The grading criteria go by the following premises: projects are either Approaching Expectations (AE), Meeting Expectations (ME), or Exceeding Expectations (EE). Of course, the EE grade is the most coveted, and every self-respecting staff supervisor will design such training as to prepare the students for that esteemed level of achievement.

Herein lies a conundrum I've discovered between balancing out the training with the grading criteria: no matter how much I teach and train, no matter how much I consult the project groups to help them raise their level of performance, my efforts will only help them attain a Meeting Expectations (ME) grade. That's because as long as the groups do what I tell them, as long as they doggedly follow my lead, they can only Meet the Expectations I have of them. I cannot teach them to Exceed Expectations because in order to do that, they have to do more than what I have taught them to do, and to do it better than I would have done myself. Think I'm asking too much? Go look up what 'exceed' means.

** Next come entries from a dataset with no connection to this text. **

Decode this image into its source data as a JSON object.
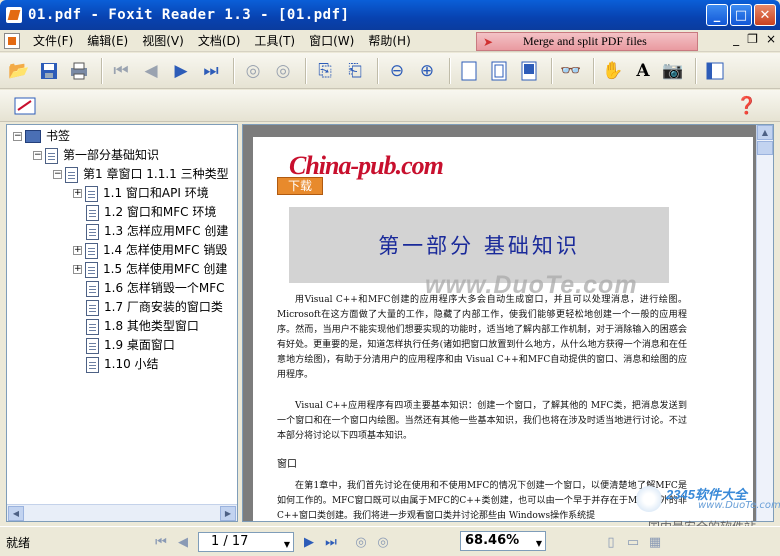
{
  "window": {
    "title": "01.pdf - Foxit Reader 1.3 - [01.pdf]",
    "minimize": "_",
    "maximize": "□",
    "close": "✕"
  },
  "menu": {
    "items": [
      "文件(F)",
      "编辑(E)",
      "视图(V)",
      "文档(D)",
      "工具(T)",
      "窗口(W)",
      "帮助(H)"
    ],
    "ad_banner": "Merge and split PDF files",
    "mdi_min": "_",
    "mdi_restore": "❐",
    "mdi_close": "×"
  },
  "toolbar": {
    "icons": [
      "open-icon",
      "save-icon",
      "print-icon",
      "first-page-icon",
      "prev-page-icon",
      "next-page-icon",
      "last-page-icon",
      "back-icon",
      "forward-icon",
      "rotate-left-icon",
      "rotate-right-icon",
      "zoom-out-icon",
      "zoom-in-icon",
      "page-icon",
      "page-fit-icon",
      "page-width-icon",
      "binoculars-icon",
      "hand-icon",
      "text-select-icon",
      "snapshot-icon",
      "layout-icon"
    ],
    "help_icon": "help-icon"
  },
  "bookmarks": {
    "root": "书签",
    "part": "第一部分基础知识",
    "chapter": "第1 章窗口 1.1.1 三种类型",
    "items": [
      {
        "label": "1.1 窗口和API 环境",
        "expandable": true
      },
      {
        "label": "1.2 窗口和MFC 环境",
        "expandable": false
      },
      {
        "label": "1.3 怎样应用MFC 创建",
        "expandable": false
      },
      {
        "label": "1.4 怎样使用MFC 销毁",
        "expandable": true
      },
      {
        "label": "1.5 怎样使用MFC 创建",
        "expandable": true
      },
      {
        "label": "1.6 怎样销毁一个MFC",
        "expandable": false
      },
      {
        "label": "1.7 厂商安装的窗口类",
        "expandable": false
      },
      {
        "label": "1.8 其他类型窗口",
        "expandable": false
      },
      {
        "label": "1.9 桌面窗口",
        "expandable": false
      },
      {
        "label": "1.10 小结",
        "expandable": false
      }
    ]
  },
  "document": {
    "logo": "China-pub.com",
    "download": "下载",
    "part_title": "第一部分  基础知识",
    "watermark": "www.DuoTe.com",
    "para1": "用Visual C++和MFC创建的应用程序大多会自动生成窗口，并且可以处理消息，进行绘图。Microsoft在这方面做了大量的工作，隐藏了内部工作，使我们能够更轻松地创建一个一般的应用程序。然而，当用户不能实现他们想要实现的功能时，适当地了解内部工作机制，对于消除输入的困惑会有好处。更重要的是，知道怎样执行任务(诸如把窗口放置到什么地方，从什么地方获得一个消息和在任意地方绘图)，有助于分清用户的应用程序和由 Visual C++和MFC自动提供的窗口、消息和绘图的应用程序。",
    "para2": "Visual C++应用程序有四项主要基本知识：创建一个窗口，了解其他的 MFC类，把消息发送到一个窗口和在一个窗口内绘图。当然还有其他一些基本知识，我们也将在涉及时适当地进行讨论。不过本部分将讨论以下四项基本知识。",
    "section": "窗口",
    "para3": "在第1章中，我们首先讨论在使用和不使用MFC的情况下创建一个窗口，以便清楚地了解MFC是如何工作的。MFC窗口既可以由属于MFC的C++类创建，也可以由一个早于并存在于MFC之外的非C++窗口类创建。我们将进一步观看窗口类并讨论那些由 Windows操作系统提"
  },
  "corner_watermark": {
    "brand": "2345软件大全",
    "url": "www.DuoTe.com",
    "slogan": "国内最安全的软件站"
  },
  "status": {
    "text": "就绪",
    "page": "1 / 17",
    "zoom": "68.46%"
  }
}
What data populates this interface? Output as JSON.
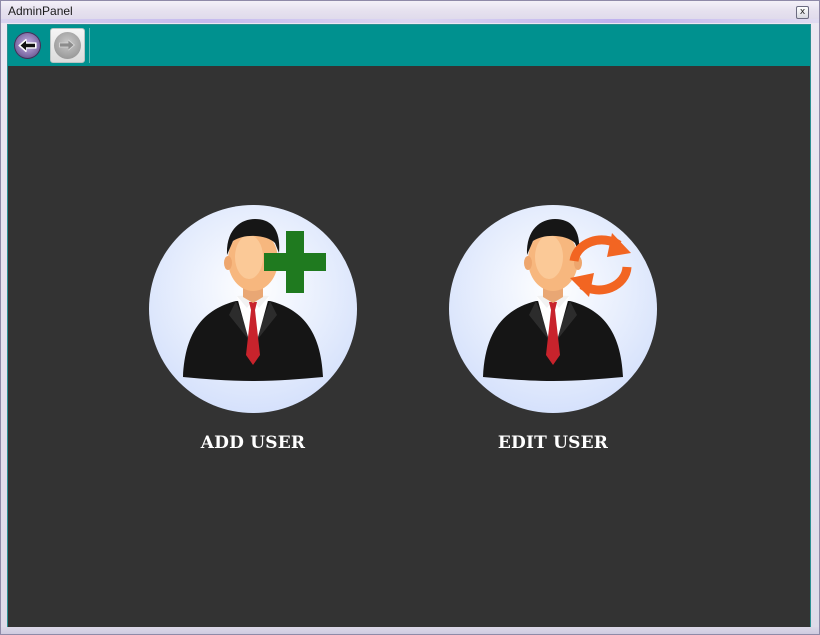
{
  "window": {
    "title": "AdminPanel",
    "close_glyph": "x"
  },
  "toolbar": {
    "back_icon": "back-arrow-icon",
    "forward_icon": "forward-arrow-icon",
    "accent_color": "#00918f"
  },
  "tiles": [
    {
      "label": "ADD USER",
      "icon": "add-user-icon",
      "badge_color": "#1f7a1f"
    },
    {
      "label": "EDIT USER",
      "icon": "edit-user-icon",
      "badge_color": "#f26522"
    }
  ],
  "colors": {
    "client_background": "#333333",
    "label_text": "#ffffff"
  }
}
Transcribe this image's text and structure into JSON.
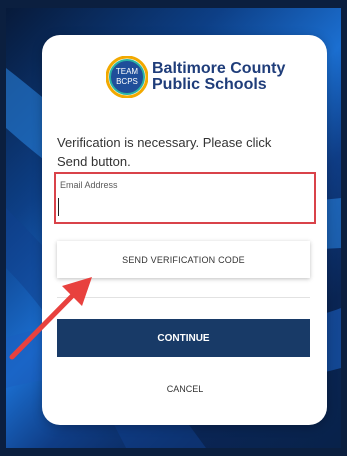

PW is one subject in which "teach more, score less" applies. That's because the more is taught, the fewer the opportunities for the students to exceed expectations because we keep raising the expectation bar higher and higher. If we didn't teach so much, everything the kids do right would look like a marvel. Instead, because we have taught them so much, every deviation from the way we think is 'right' becomes a disaster.

Yes, I agree that certain basics and standards have to be laid down as foundation. The kids need a launchpad that is solid and stable enough to support their explorations -- that's our job. But beyond that, the more reluctant we are to give up our remote control, the sooner we think our kids' projects are likely to crash and burn.

PW is designed as a subject to advantage students who can take charge of the given problem, and use their own ingenuity and resources to innovate and develop a reasonable solution. Not many students can do this, hence they stand out as Exceeding Expectations. For the rest of the pack, they have to be satisfied with Meeting Expectations because they can perform as reasonably well as they have been taught. And in the grand scheme of things, that should be quite enough.

Sunday, October 12, 2008

One sick puppy

Q-tip gave us a scare when we were walking her to the pet shop in Gardens this morning. According to June's report, Q-tip suddenly stopped walking and somehow ended up on her back, legs waving in the air... and spitting up blood.

Rushed her to Mt Pleasant where Dr Denise attended to her. Denise diagnosed a near heatstroke condition (it really was a rather hot day) and gave her a cool shower to bring her temperature down. What was more troubling was that her x-ray showed an enlarged heart caused by fluid retention and also fluid in her lungs. Denise explained that the heart was not working efficiently enough to pump out fluid from the internal organs like it's supposed to. (This actually sounds uncannily similar to my current state of health. Maybe I should go check it out?)

Rx: Q-tip is now on four tablets to be taken daily. Something for the heart and kidneys; a diuretic to help clear out excess fluids from her system; an antibiotic and an anti-inflammatory for her lungs.

Poor thing. On the outside she doesn't look like she's got problems, but under the hood... well, let's not panic yet. Hope the medication will do her good.